The camp has certainly seen both the good and bad times that God's kingdom has to offer. Just last year, Hurricane Ophelia put a real hurting on the beach front, pier and on the sailing hut. This was a challenge and it bruised our hearts to see such destruction. But, we rallied. The good times returned when the good people did what needed to be done. With God's help we fixed, we repaired and moved on. The pier was repaired, the beach front stabilized, and it was all due to the good will and hard work of caring Christian people. The good times and the bad times from the One who does these things.

Our personal lives also see the light and the darkness as we try to do the best we can with the gifts that have been given us. There are countless Camp Don Lee stories of danger and fear. Likewise, there are countless stories of joy, smiles and happiness.

For our family, Camp Don Lee is a reminder of how sweet life can be among loving friends and family. And it's a reminder of how abruptly things can change toward unfavorable circumstances. Each visit we make to Camp Don Lee is renewing, refreshing and truly humbling experience. It is also a reminder how God truly has the whole world in His hands.

Prayer: Dear God, help us to remember that you are the one who creates the light and the darkness.

Reprinted from 2007 "The Spirit Moves" Lenten Devotion Booklet. Written by Kevin Seymour, Former camper, former summer staff, camper parent. Past chair of NC United Methodist Camp & Retreat Ministries Inc. Board of Directors. Currently serving as pastor, Ebenezer United Methodist Church.

Day 10: Isaiah 51:6

“Lift up your eyes to the heavens, look at the art beneath; the earth will wear out like a garment and its inhabitants die like flies. But my salvation will last forever, my righteousness will never fail.”

"I am the one who creates the light and makes the darkness. I am the one who sends good times and bad times. I, the Lord, am the one who does these things."


The season of Lent begins with Ash Wednesday, reminding us that from dust we were created and to dust we will return. A version of this idea is found everywhere in scripture, it is a reminder that God gives us often.

In Isaiah, God is preparing God’s people for exile, for the challenging time that they will face soon. God reminds them to ground themselves, to look up at the heavens, up toward the sky, then look down at the ground, at the beauty of creation. God gives warning of what is to come for God’s people and for the earth as a whole. God does not just leave God’s people with the devastation, but God promises to be with them through salvation.

For me, every day at camp is a reminder to ground myself in the beauty of creation. I am glad that each grounding does not come with a direct message from God to remind me of devastation around the world. But with how connected our world is now, it’s hard not to know what is going on and going wrong everywhere.

The beauty of camp reminds me of the goodness that God has provided us through what God has created. And even more than that, it reminds me of the good and great that God has promised to us through salvation, and that that is even greater than what God has created here on earth.

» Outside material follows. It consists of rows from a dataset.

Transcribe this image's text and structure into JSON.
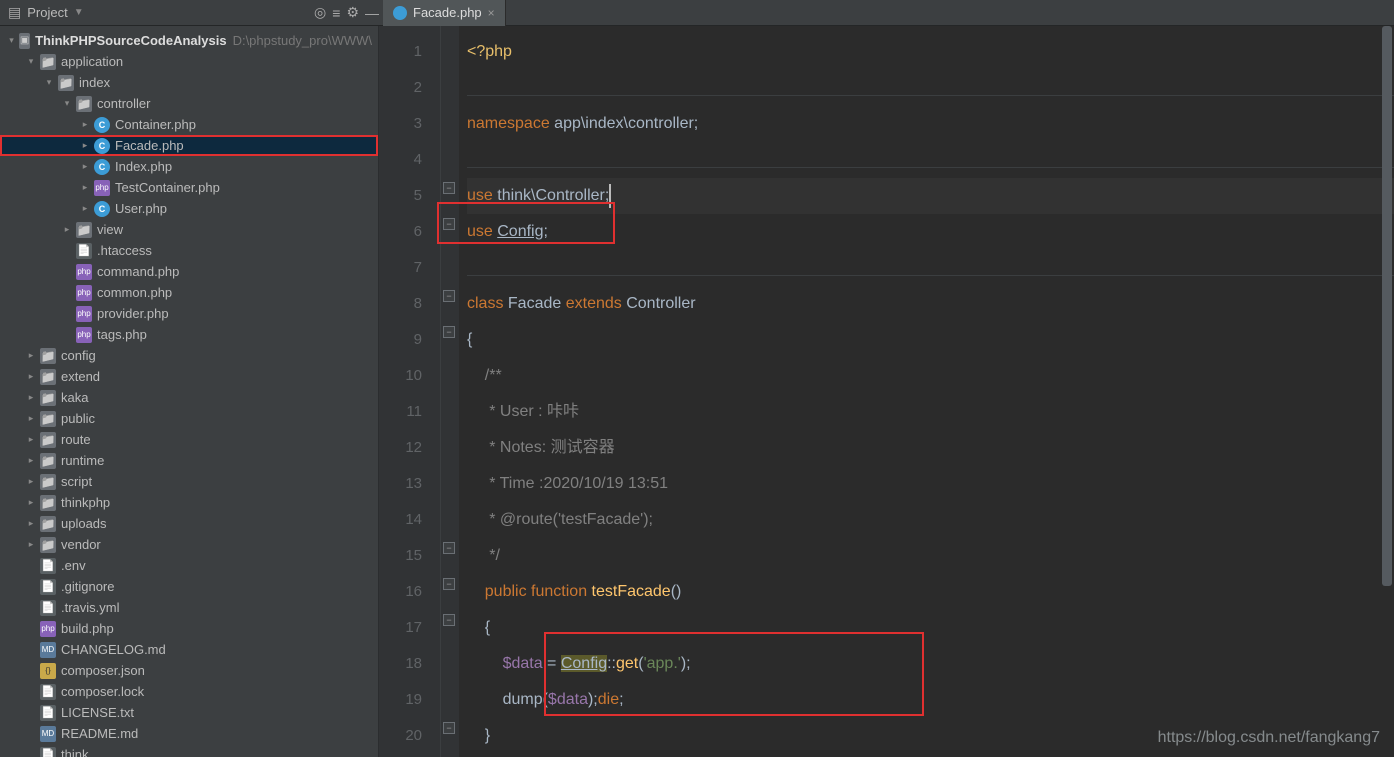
{
  "toolbar": {
    "project_label": "Project"
  },
  "tab": {
    "name": "Facade.php"
  },
  "tree": [
    {
      "d": 0,
      "a": "d",
      "i": "root",
      "name": "ThinkPHPSourceCodeAnalysis",
      "bold": true,
      "path": "D:\\phpstudy_pro\\WWW\\"
    },
    {
      "d": 1,
      "a": "d",
      "i": "folder",
      "name": "application"
    },
    {
      "d": 2,
      "a": "d",
      "i": "folder",
      "name": "index"
    },
    {
      "d": 3,
      "a": "d",
      "i": "folder",
      "name": "controller"
    },
    {
      "d": 4,
      "a": "r",
      "i": "php",
      "name": "Container.php"
    },
    {
      "d": 4,
      "a": "r",
      "i": "php",
      "name": "Facade.php",
      "sel": true,
      "hl": true
    },
    {
      "d": 4,
      "a": "r",
      "i": "php",
      "name": "Index.php"
    },
    {
      "d": 4,
      "a": "r",
      "i": "phpf",
      "name": "TestContainer.php"
    },
    {
      "d": 4,
      "a": "r",
      "i": "php",
      "name": "User.php"
    },
    {
      "d": 3,
      "a": "r",
      "i": "folder",
      "name": "view"
    },
    {
      "d": 3,
      "a": "n",
      "i": "file",
      "name": ".htaccess"
    },
    {
      "d": 3,
      "a": "n",
      "i": "phpf",
      "name": "command.php"
    },
    {
      "d": 3,
      "a": "n",
      "i": "phpf",
      "name": "common.php"
    },
    {
      "d": 3,
      "a": "n",
      "i": "phpf",
      "name": "provider.php"
    },
    {
      "d": 3,
      "a": "n",
      "i": "phpf",
      "name": "tags.php"
    },
    {
      "d": 1,
      "a": "r",
      "i": "folder",
      "name": "config"
    },
    {
      "d": 1,
      "a": "r",
      "i": "folder",
      "name": "extend"
    },
    {
      "d": 1,
      "a": "r",
      "i": "folder",
      "name": "kaka"
    },
    {
      "d": 1,
      "a": "r",
      "i": "folder",
      "name": "public"
    },
    {
      "d": 1,
      "a": "r",
      "i": "folder",
      "name": "route"
    },
    {
      "d": 1,
      "a": "r",
      "i": "folder",
      "name": "runtime"
    },
    {
      "d": 1,
      "a": "r",
      "i": "folder",
      "name": "script"
    },
    {
      "d": 1,
      "a": "r",
      "i": "folder",
      "name": "thinkphp"
    },
    {
      "d": 1,
      "a": "r",
      "i": "folder",
      "name": "uploads"
    },
    {
      "d": 1,
      "a": "r",
      "i": "folder",
      "name": "vendor"
    },
    {
      "d": 1,
      "a": "n",
      "i": "file",
      "name": ".env"
    },
    {
      "d": 1,
      "a": "n",
      "i": "file",
      "name": ".gitignore"
    },
    {
      "d": 1,
      "a": "n",
      "i": "file",
      "name": ".travis.yml"
    },
    {
      "d": 1,
      "a": "n",
      "i": "phpf",
      "name": "build.php"
    },
    {
      "d": 1,
      "a": "n",
      "i": "md",
      "name": "CHANGELOG.md"
    },
    {
      "d": 1,
      "a": "n",
      "i": "json",
      "name": "composer.json"
    },
    {
      "d": 1,
      "a": "n",
      "i": "file",
      "name": "composer.lock"
    },
    {
      "d": 1,
      "a": "n",
      "i": "file",
      "name": "LICENSE.txt"
    },
    {
      "d": 1,
      "a": "n",
      "i": "md",
      "name": "README.md"
    },
    {
      "d": 1,
      "a": "n",
      "i": "file",
      "name": "think"
    }
  ],
  "code": {
    "l1_open": "<?php",
    "l3_ns": "namespace",
    "l3_path": " app\\index\\controller;",
    "l5_use": "use",
    "l5_a": " think\\Controller;",
    "l6_use": "use",
    "l6_cfg": "Config",
    "l6_sc": ";",
    "l8_class": "class",
    "l8_name": " Facade ",
    "l8_ext": "extends",
    "l8_ctrl": " Controller",
    "l9": "{",
    "l10": "/**",
    "l11": " * User : 咔咔",
    "l12": " * Notes: 测试容器",
    "l13": " * Time :2020/10/19 13:51",
    "l14": " * @route('testFacade');",
    "l15": " */",
    "l16_pub": "public",
    "l16_func": "function",
    "l16_name": "testFacade",
    "l16_p": "()",
    "l17": "{",
    "l18_v": "$data",
    "l18_eq": " = ",
    "l18_cfg": "Config",
    "l18_cc": "::",
    "l18_get": "get",
    "l18_paren": "(",
    "l18_str": "'app.'",
    "l18_end": ");",
    "l19_dump": "dump",
    "l19_po": "(",
    "l19_v": "$data",
    "l19_pc": ");",
    "l19_die": "die",
    "l19_sc": ";",
    "l20": "}"
  },
  "watermark": "https://blog.csdn.net/fangkang7"
}
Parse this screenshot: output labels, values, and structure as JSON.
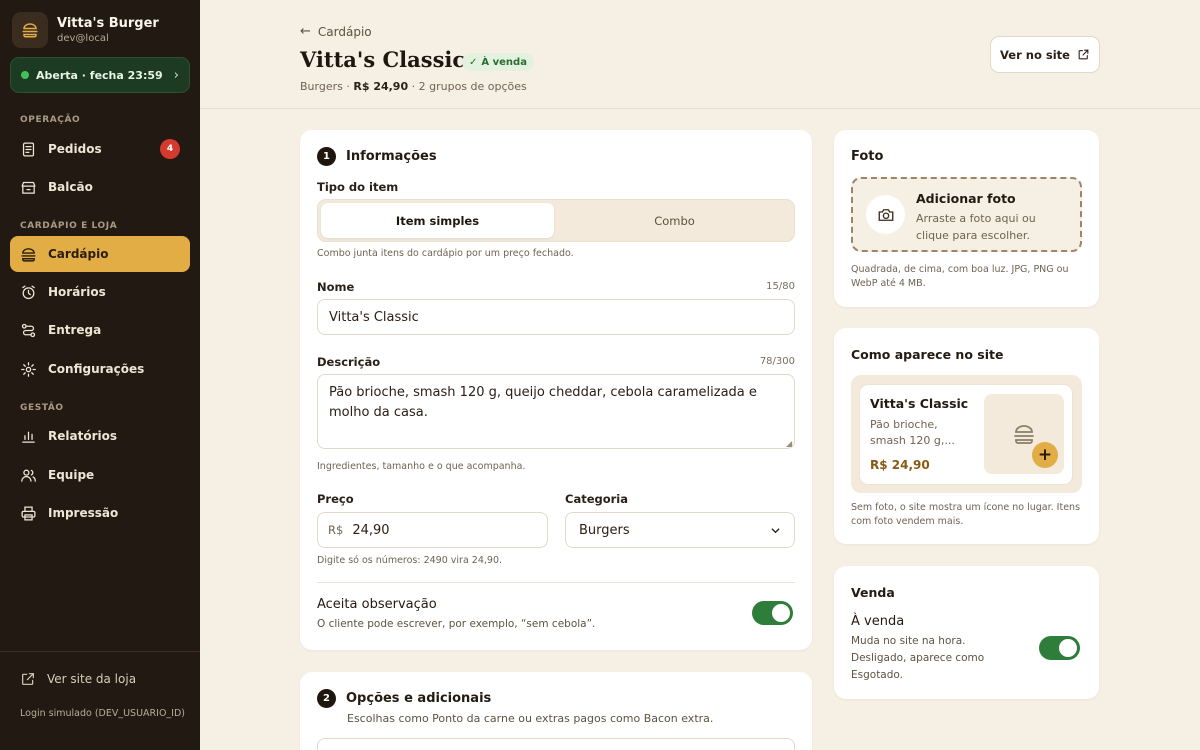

Prayer: God remind us to find time each day to look up at the sky and to feel the ground beneath our feet. Remind us of the beauty that surrounds us despite the chaos. Remind us of the good that you have promised us, and the great that is to come. Be with us in the right now. Amen. 

Submitted by: Adria Foreman- summer staff member 2022 & 2023